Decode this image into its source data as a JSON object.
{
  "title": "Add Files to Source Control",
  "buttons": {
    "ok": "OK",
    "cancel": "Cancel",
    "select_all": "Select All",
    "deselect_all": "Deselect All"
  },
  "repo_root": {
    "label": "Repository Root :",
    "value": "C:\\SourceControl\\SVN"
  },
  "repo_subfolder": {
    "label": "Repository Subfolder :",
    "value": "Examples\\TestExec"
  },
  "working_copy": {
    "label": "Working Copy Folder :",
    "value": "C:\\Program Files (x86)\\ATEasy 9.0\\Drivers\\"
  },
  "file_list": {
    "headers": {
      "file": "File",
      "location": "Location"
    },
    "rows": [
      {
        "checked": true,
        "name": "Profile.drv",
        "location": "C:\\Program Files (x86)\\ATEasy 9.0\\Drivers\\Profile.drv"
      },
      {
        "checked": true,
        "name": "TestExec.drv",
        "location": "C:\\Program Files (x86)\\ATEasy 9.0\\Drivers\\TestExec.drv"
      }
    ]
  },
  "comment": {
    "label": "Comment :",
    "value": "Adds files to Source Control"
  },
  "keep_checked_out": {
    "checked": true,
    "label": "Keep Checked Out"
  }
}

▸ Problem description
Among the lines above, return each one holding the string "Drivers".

▸ Finished exercise
    "value": "C:\\Program Files (x86)\\ATEasy 9.0\\Drivers\\"
        "location": "C:\\Program Files (x86)\\ATEasy 9.0\\Drivers\\Profile.drv"
        "location": "C:\\Program Files (x86)\\ATEasy 9.0\\Drivers\\TestExec.drv"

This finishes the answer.